However, these opportunities come at a price. If you involved yourself in too many activities, you lose the opportunity to enjoy time as a family. There’s no time to sit and relax as a family in the evenings. There’s no time to enjoy long discussions about history, science, or current events around the dinner table.
You lose the best things in life chasing the good.
The best activities support your family’s goals. They’re not just another activity to sign up for, they serve a purpose. They support why your family is homeschooling in the first place.
Divide your family’s activities into two groups. The vital activities go on the list of the best. The wonderful opportunities which don’t directly support your family’s reason to homeschool should go on the list of the good.
What would your ideal schedule be?
How would your ideal day and week look? Many families homeschool in the mornings to leave the afternoons free for activities, field trips, and socialization.
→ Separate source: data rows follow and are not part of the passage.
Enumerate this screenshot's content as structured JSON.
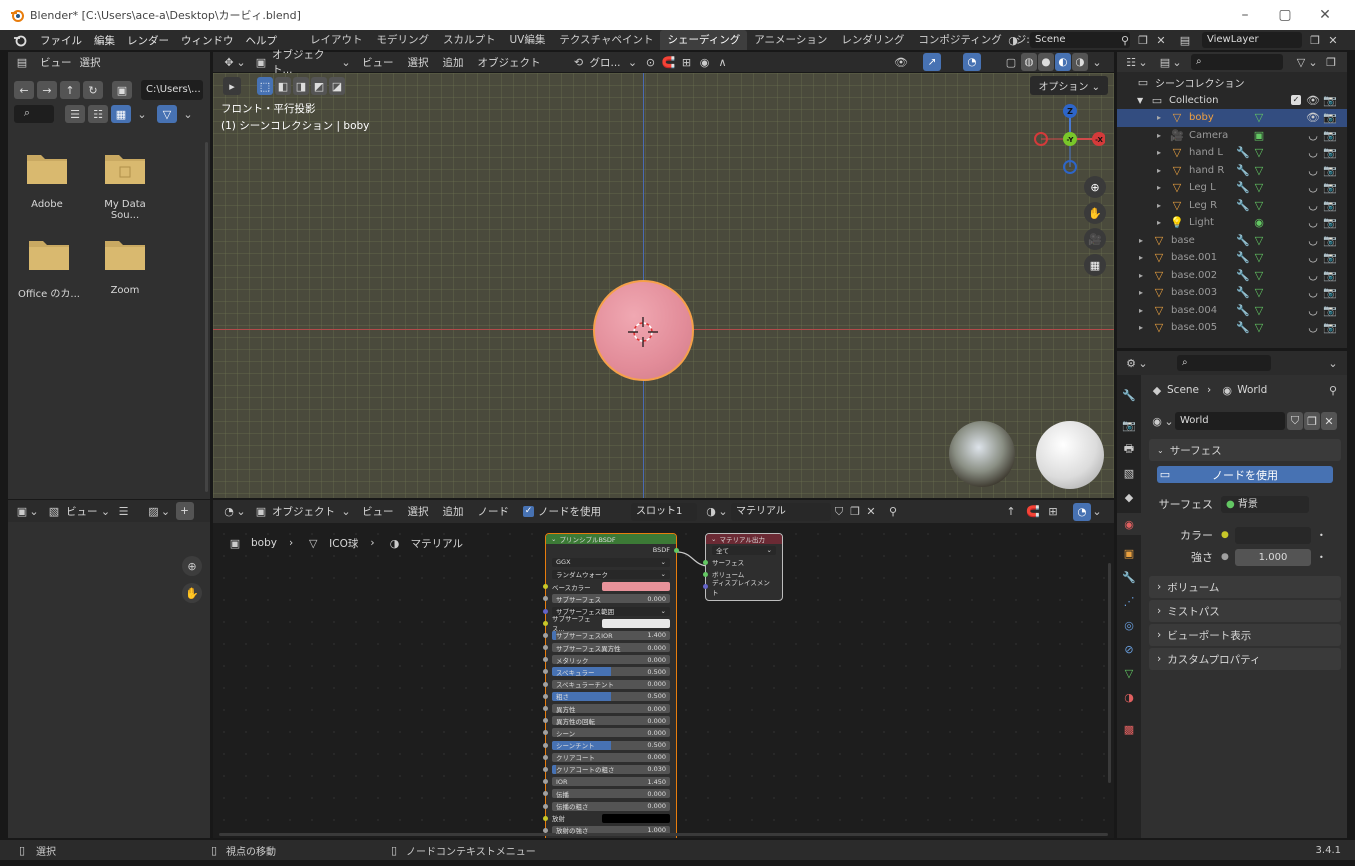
{
  "window": {
    "title": "Blender* [C:\\Users\\ace-a\\Desktop\\カービィ.blend]",
    "controls": [
      "–",
      "▢",
      "✕"
    ]
  },
  "menu": [
    "ファイル",
    "編集",
    "レンダー",
    "ウィンドウ",
    "ヘルプ"
  ],
  "workspaces": [
    "レイアウト",
    "モデリング",
    "スカルプト",
    "UV編集",
    "テクスチャペイント",
    "シェーディング",
    "アニメーション",
    "レンダリング",
    "コンポジティング",
    "ジ:"
  ],
  "active_workspace": "シェーディング",
  "scene_name": "Scene",
  "view_layer": "ViewLayer",
  "file_browser": {
    "menu": [
      "ビュー",
      "選択"
    ],
    "path": "C:\\Users\\...",
    "items": [
      "Adobe",
      "My Data Sou...",
      "Office のカ...",
      "Zoom"
    ]
  },
  "viewport": {
    "header": {
      "mode": "オブジェクト...",
      "menus": [
        "ビュー",
        "選択",
        "追加",
        "オブジェクト"
      ],
      "transform": "グロ...",
      "options": "オプション"
    },
    "overlay_title": "フロント・平行投影",
    "overlay_subtitle": "(1) シーンコレクション | boby",
    "gizmo": {
      "z": "Z",
      "y": "-Y",
      "x": "-X"
    }
  },
  "image_editor": {
    "menu": "ビュー"
  },
  "node_editor": {
    "header": {
      "mode": "オブジェクト",
      "menus": [
        "ビュー",
        "選択",
        "追加",
        "ノード"
      ],
      "use_nodes": "ノードを使用",
      "slot": "スロット1",
      "material": "マテリアル"
    },
    "breadcrumb": [
      "boby",
      "ICO球",
      "マテリアル"
    ],
    "bsdf_node": {
      "title": "プリンシプルBSDF",
      "output": "BSDF",
      "dist": "GGX",
      "sss_method": "ランダムウォーク",
      "base_color_label": "ベースカラー",
      "base_color": "#e8929a",
      "rows": [
        {
          "label": "サブサーフェス",
          "value": "0.000",
          "fill": 0
        },
        {
          "label": "サブサーフェス範囲",
          "value": "",
          "fill": 0,
          "dropdown": true
        },
        {
          "label": "サブサーフェス...",
          "value": "",
          "fill": 0,
          "color": "#e8e8e8"
        },
        {
          "label": "サブサーフェスIOR",
          "value": "1.400",
          "fill": 0.03
        },
        {
          "label": "サブサーフェス異方性",
          "value": "0.000",
          "fill": 0
        },
        {
          "label": "メタリック",
          "value": "0.000",
          "fill": 0
        },
        {
          "label": "スペキュラー",
          "value": "0.500",
          "fill": 0.5
        },
        {
          "label": "スペキュラーチント",
          "value": "0.000",
          "fill": 0
        },
        {
          "label": "粗さ",
          "value": "0.500",
          "fill": 0.5
        },
        {
          "label": "異方性",
          "value": "0.000",
          "fill": 0
        },
        {
          "label": "異方性の回転",
          "value": "0.000",
          "fill": 0
        },
        {
          "label": "シーン",
          "value": "0.000",
          "fill": 0
        },
        {
          "label": "シーンチント",
          "value": "0.500",
          "fill": 0.5
        },
        {
          "label": "クリアコート",
          "value": "0.000",
          "fill": 0
        },
        {
          "label": "クリアコートの粗さ",
          "value": "0.030",
          "fill": 0.03
        },
        {
          "label": "IOR",
          "value": "1.450",
          "fill": 0
        },
        {
          "label": "伝播",
          "value": "0.000",
          "fill": 0
        },
        {
          "label": "伝播の粗さ",
          "value": "0.000",
          "fill": 0
        },
        {
          "label": "放射",
          "value": "",
          "fill": 0,
          "color": "#000000"
        },
        {
          "label": "放射の強さ",
          "value": "1.000",
          "fill": 0
        }
      ]
    },
    "output_node": {
      "title": "マテリアル出力",
      "target": "全て",
      "inputs": [
        "サーフェス",
        "ボリューム",
        "ディスプレイスメント"
      ]
    }
  },
  "outliner": {
    "root": "シーンコレクション",
    "collection": "Collection",
    "children": [
      "boby",
      "Camera",
      "hand L",
      "hand R",
      "Leg L",
      "Leg R",
      "Light"
    ],
    "bases": [
      "base",
      "base.001",
      "base.002",
      "base.003",
      "base.004",
      "base.005"
    ],
    "selected": "boby"
  },
  "properties": {
    "breadcrumb": [
      "Scene",
      "World"
    ],
    "world_name": "World",
    "surface_label": "サーフェス",
    "use_nodes_btn": "ノードを使用",
    "surface_field_label": "サーフェス",
    "surface_value": "背景",
    "color_label": "カラー",
    "strength_label": "強さ",
    "strength_value": "1.000",
    "sections": [
      "ボリューム",
      "ミストパス",
      "ビューポート表示",
      "カスタムプロパティ"
    ]
  },
  "status_bar": {
    "select": "選択",
    "move": "視点の移動",
    "context": "ノードコンテキストメニュー",
    "version": "3.4.1"
  }
}
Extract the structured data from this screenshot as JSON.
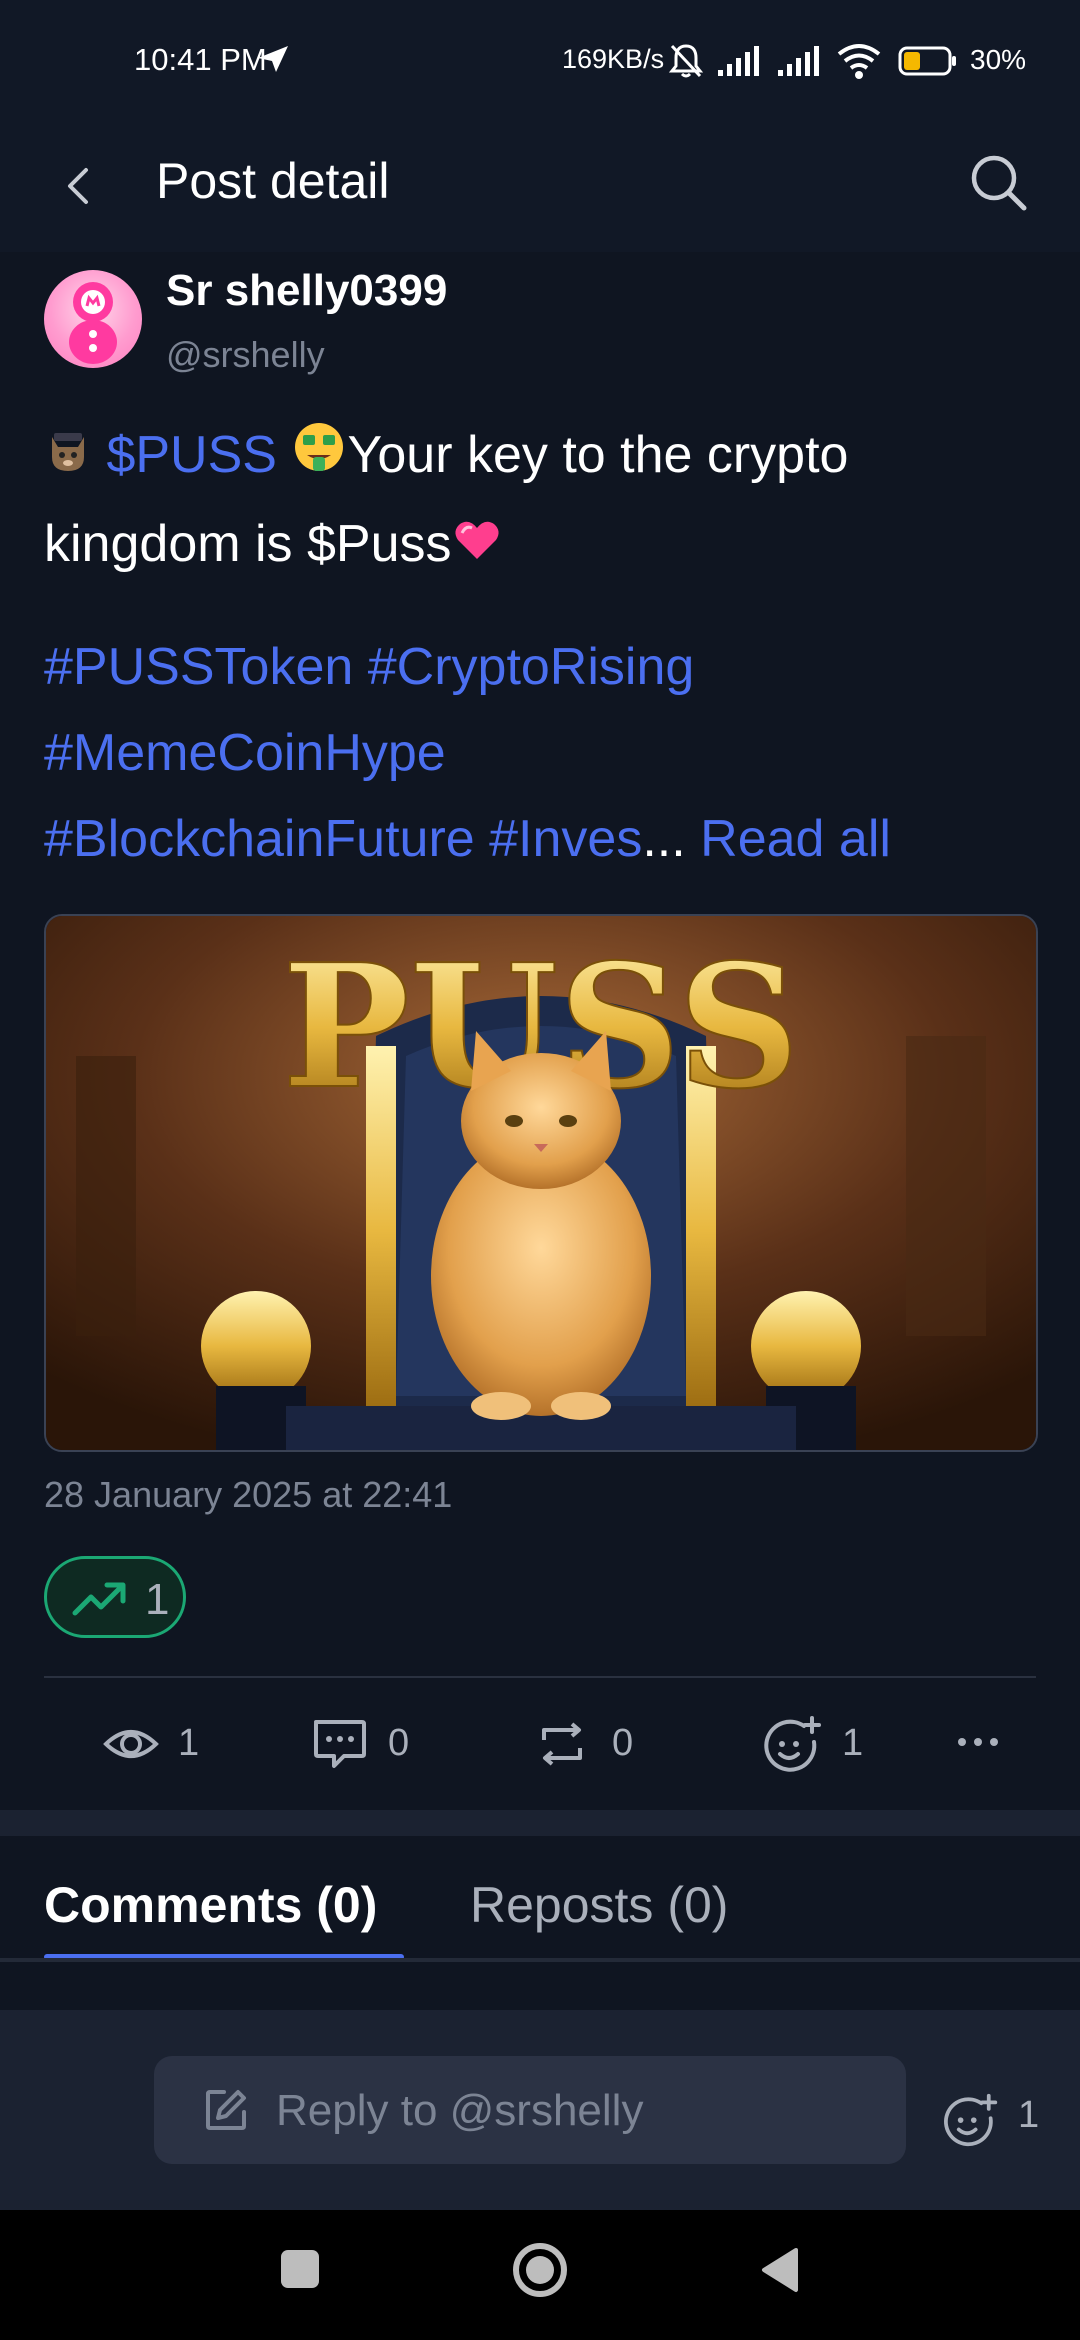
{
  "status_bar": {
    "time": "10:41 PM",
    "network_speed": "169KB/s",
    "battery": "30%"
  },
  "header": {
    "title": "Post detail"
  },
  "post": {
    "author_name": "Sr shelly0399",
    "author_handle": "@srshelly",
    "ticker": "$PUSS",
    "text_part1": "Your key to the crypto",
    "text_part2": "kingdom is $Puss",
    "hashtags_line1": "#PUSSToken #CryptoRising",
    "hashtags_line2": "#MemeCoinHype",
    "hashtags_line3": "#BlockchainFuture #Inves",
    "ellipsis": "...",
    "read_all": "Read all",
    "image_title": "PUSS",
    "timestamp": "28 January 2025 at 22:41",
    "trend_count": "1"
  },
  "stats": {
    "views": "1",
    "comments": "0",
    "reposts": "0",
    "reactions": "1"
  },
  "tabs": {
    "comments": "Comments (0)",
    "reposts": "Reposts (0)"
  },
  "reply": {
    "placeholder": "Reply to @srshelly",
    "reaction_count": "1"
  },
  "colors": {
    "background": "#0f1521",
    "accent": "#4b6ff0",
    "trend": "#1ba874",
    "muted": "#7c8494"
  }
}
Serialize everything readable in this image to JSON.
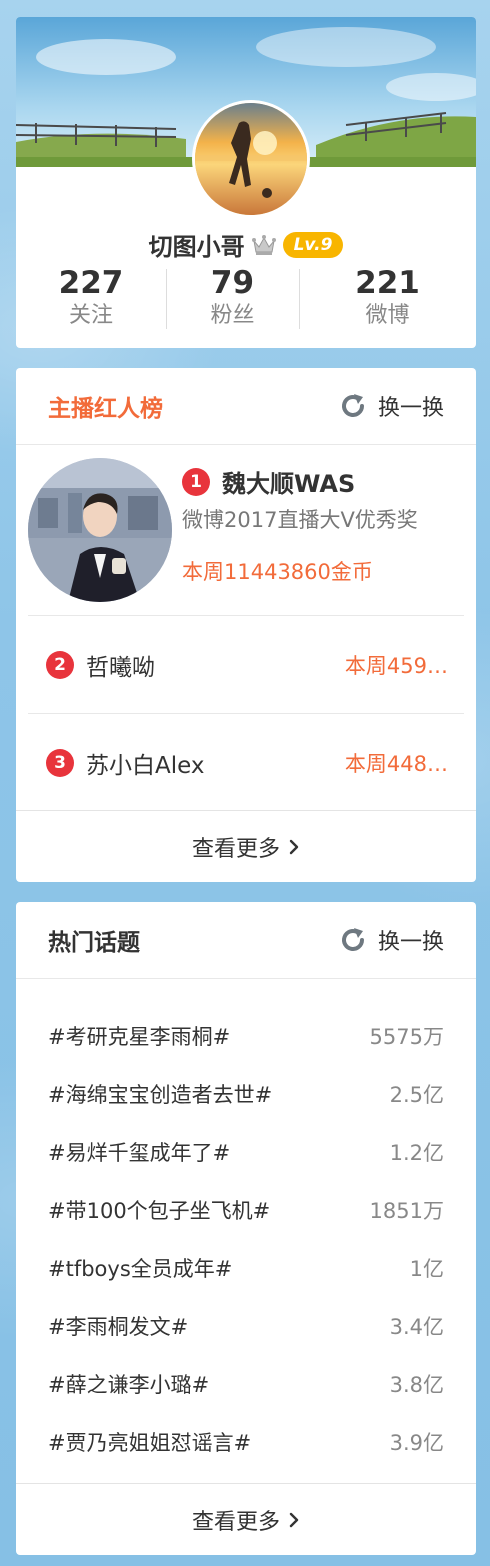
{
  "profile": {
    "username": "切图小哥",
    "level": "Lv.9",
    "stats": [
      {
        "value": "227",
        "label": "关注"
      },
      {
        "value": "79",
        "label": "粉丝"
      },
      {
        "value": "221",
        "label": "微博"
      }
    ]
  },
  "ranking": {
    "title": "主播红人榜",
    "refresh_label": "换一换",
    "top": {
      "rank": "1",
      "name": "魏大顺WAS",
      "award": "微博2017直播大V优秀奖",
      "coins": "本周11443860金币"
    },
    "items": [
      {
        "rank": "2",
        "name": "哲曦呦",
        "coins": "本周459…"
      },
      {
        "rank": "3",
        "name": "苏小白Alex",
        "coins": "本周448…"
      }
    ],
    "more_label": "查看更多"
  },
  "topics": {
    "title": "热门话题",
    "refresh_label": "换一换",
    "items": [
      {
        "name": "#考研克星李雨桐#",
        "count": "5575万"
      },
      {
        "name": "#海绵宝宝创造者去世#",
        "count": "2.5亿"
      },
      {
        "name": "#易烊千玺成年了#",
        "count": "1.2亿"
      },
      {
        "name": "#带100个包子坐飞机#",
        "count": "1851万"
      },
      {
        "name": "#tfboys全员成年#",
        "count": "1亿"
      },
      {
        "name": "#李雨桐发文#",
        "count": "3.4亿"
      },
      {
        "name": "#薛之谦李小璐#",
        "count": "3.8亿"
      },
      {
        "name": "#贾乃亮姐姐怼谣言#",
        "count": "3.9亿"
      }
    ],
    "more_label": "查看更多"
  },
  "colors": {
    "accent": "#f26b3a",
    "rank_badge": "#e8343c",
    "level_badge": "#f8b500",
    "page_bg": "#8fc4e6"
  },
  "icons": [
    "crown-icon",
    "refresh-icon",
    "chevron-right-icon"
  ]
}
Other families homeschool 4-days a week to leave one day free for extracurricular items. You can spend the day exploring the zoo, going on nature hikes, or even cleaning the house.
Does your family have a regular mealtime to sit and chat?
Think out of the box. Dinner may not work for your family because of various activities. What about breakfast? Have you thought about making a hot breakfast for the family every morning to sit and enjoy eating together? Then you could simply offer a simple meal for supper as people come home from their activities.
Write down your ideal schedule and work it around the vital activities for your family.
Set Limits on the Other Activities
Don’t let the good overwhelm the best for your family. Set limits on these activities.
Limit them by time: For instance, you may decide you’re ideal schedule is to homeschool in the mornings and enjoy family time in the evenings. This leaves your afternoons free. Go ahead and add an activity or two to the afternoons. Enjoy the freedom homeschooling brings.
If you’re part of a co-op you love, make it part of your homeschool. Plan a 4-day schedule that leaves one day free. Plan your extra activities for that day. Go on an all-day field trip to the zoo. Take a long nature hike. Spend the day going from one activity to another.
Choose only those activities which fit into the time you allotted.
Limit them by number: Many families choose to allow each child to pick one activity per quarter or semester. The child can choose dance, swimming, soccer, or basketball.
You can also choose to limit your outside activities to the ones you consider vital for your family plus one extra fun opportunity, or two extra activities.
During any given time period, only choose a specific number of good opportunities for your family.
Give yourself the margin you need in your weekly schedule by limiting the number of activities your family enjoys.
Read more in the 31 Days to a Well-Run Homeschool Series!